Sotomayor's Confirmation Hearings to Begin July 13
Leahy said the date presents a "fair and adequate" schedule that would give members of the committee several more weeks to prepare.
President Barack Obama has urged the Senate to vote on confirming Sotomayor to the high court before it leaves for a congressional recess in August. Republicans have pressed for more time to consider the nomination.
But Leahy, D-Vt., said there was "no reason to unduly delay consideration of this well-qualified nominee. She deserves the opportunity to go before the public and speak of her record." He said the hearings will be her first and only opportunity to publicly defend herself against criticism, including conservative charges that she's racist.
"This is a historic nomination, and I hope all senators will cooperate," Leahy said. "She deserves a fair hearing - not trial by attack and assaults about her character."
Republicans questioned the schedule, saying it was too early to know whether they would be done reviewing Sotomayor's nearly 17-year record of rulings from the federal bench in time to allow for hearings that soon.
"An arbitrary date on this nomination, when we're not clear yet how long it's going to take to work our way through her extensive record ... strikes me as not a good way to proceed," said Senate Minority Leader Mitch McConnell, R-Ky.
The announcement came as a surprise to Republicans, several aides said. It followed a round of private haggling between Leahy and Sen. Jeff Sessions of Alabama, the top Judiciary Republican, on a hearing date.
At the White House, spokesman Robert Gibbs said Obama was pleased with the schedule, which puts Sotomayor on track for confirmation in time for the start of the court's term in the fall.
Both Leahy and Senate Majority Leader Harry Reid, D-Nev., spoke to Obama by phone Tuesday morning before Leahy went to the Senate floor to announce the hearing date.
Mid-July hearings should allow for a vote on confirming Sotomayor before the August break, Leahy said, "unless people put unnecessary delays" on the nomination. He noted that the timetable roughly matches the one Republicans and Democrats agreed on for confirming Chief Justice John G. Roberts after then-President George W. Bush named him in 2005.
The announcement came as Sotomayor was camped out in a Capitol office meeting with a succession of visiting senators, having scrapped plans to go see them in their offices because of a broken ankle.
Sotomayor said she felt great a day after stumbling in the airport while rushing for a flight from New York to Washington.
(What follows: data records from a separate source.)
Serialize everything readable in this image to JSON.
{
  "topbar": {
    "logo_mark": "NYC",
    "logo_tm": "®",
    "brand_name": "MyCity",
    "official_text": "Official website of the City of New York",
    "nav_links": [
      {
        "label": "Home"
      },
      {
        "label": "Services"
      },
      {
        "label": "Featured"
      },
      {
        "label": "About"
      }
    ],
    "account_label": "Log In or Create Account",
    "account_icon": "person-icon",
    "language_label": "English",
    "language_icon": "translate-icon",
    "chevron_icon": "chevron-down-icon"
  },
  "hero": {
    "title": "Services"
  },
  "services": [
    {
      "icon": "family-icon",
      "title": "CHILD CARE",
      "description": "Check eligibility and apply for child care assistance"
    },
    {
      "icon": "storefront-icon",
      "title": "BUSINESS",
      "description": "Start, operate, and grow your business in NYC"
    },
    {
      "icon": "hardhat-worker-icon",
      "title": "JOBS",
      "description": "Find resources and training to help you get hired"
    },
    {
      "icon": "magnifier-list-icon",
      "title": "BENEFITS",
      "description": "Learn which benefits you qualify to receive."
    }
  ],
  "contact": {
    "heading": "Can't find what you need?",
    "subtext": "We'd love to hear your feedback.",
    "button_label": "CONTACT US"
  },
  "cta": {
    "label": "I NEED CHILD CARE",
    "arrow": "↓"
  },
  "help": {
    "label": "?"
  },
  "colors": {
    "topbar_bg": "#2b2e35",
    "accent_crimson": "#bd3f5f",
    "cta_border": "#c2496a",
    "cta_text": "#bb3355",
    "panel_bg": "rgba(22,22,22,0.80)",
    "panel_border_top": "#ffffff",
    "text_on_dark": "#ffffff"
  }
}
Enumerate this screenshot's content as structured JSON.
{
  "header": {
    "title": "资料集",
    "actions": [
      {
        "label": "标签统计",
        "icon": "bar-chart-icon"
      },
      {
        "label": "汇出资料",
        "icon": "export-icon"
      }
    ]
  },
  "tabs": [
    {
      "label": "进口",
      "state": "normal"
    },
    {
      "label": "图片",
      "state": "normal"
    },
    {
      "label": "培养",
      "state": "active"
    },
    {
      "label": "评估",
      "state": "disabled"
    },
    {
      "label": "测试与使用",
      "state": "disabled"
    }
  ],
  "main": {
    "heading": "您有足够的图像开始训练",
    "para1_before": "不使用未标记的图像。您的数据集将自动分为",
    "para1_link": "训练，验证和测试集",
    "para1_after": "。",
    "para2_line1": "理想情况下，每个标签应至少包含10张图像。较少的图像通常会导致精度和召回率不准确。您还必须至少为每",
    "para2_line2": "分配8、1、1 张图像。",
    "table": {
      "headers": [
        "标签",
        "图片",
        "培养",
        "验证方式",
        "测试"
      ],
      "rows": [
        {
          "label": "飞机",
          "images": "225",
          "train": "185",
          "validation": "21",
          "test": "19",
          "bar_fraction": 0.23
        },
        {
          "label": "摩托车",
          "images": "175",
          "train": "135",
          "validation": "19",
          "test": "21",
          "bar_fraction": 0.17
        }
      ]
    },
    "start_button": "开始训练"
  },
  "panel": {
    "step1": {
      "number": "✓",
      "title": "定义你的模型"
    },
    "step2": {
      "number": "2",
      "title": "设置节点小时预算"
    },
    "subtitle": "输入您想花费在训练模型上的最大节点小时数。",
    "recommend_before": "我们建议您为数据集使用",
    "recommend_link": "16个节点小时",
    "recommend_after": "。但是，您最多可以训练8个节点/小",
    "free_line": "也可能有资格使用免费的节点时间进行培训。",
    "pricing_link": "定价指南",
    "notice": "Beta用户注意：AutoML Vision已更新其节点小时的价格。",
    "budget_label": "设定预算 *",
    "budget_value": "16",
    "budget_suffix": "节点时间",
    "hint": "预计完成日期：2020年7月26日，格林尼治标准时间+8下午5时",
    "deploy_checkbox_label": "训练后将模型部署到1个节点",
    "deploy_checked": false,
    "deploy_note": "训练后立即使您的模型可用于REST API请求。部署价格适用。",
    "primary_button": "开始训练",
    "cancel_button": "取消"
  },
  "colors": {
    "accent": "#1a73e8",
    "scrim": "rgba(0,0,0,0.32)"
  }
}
But the judge, whose right leg is in a cast and is using crutches, opted to hold meetings in the office of the No. 2 Democrat, Sen. Dick Durbin of Illinois, rather than hobble through hallways for the eight visits on her schedule.
Obama's team, meanwhile, continued promoting Sotomayor's confirmation; it held an event at the White House to showcase her endorsement by eight national law enforcement organizations including the Fraternal Order of Police and the National Association of District Attorneys.
On hand to praise Sotomayor was her former boss, Manhattan District Attorney Robert Morgenthau.
"The judge has been an able champion of the law, and has served with great distinction," said Morgenthau, for whom Sotomayor worked as an assistant prosecutor after graduating from Yale Law School.
Conservatives called the event an attempt to falsely portray Sotomayor as a "law and order" judge.
Among the evidence conservatives cited was a position paper that Sotomayor signed in 1981 on behalf of a task force she chaired for the Puerto Rican Legal Defense and Education Fund. The paper equated the death penalty with racism.
Associated Press Writers Ann Sanner, Jim Abrams, Julie Pace and Phil Elliott contributed to this story.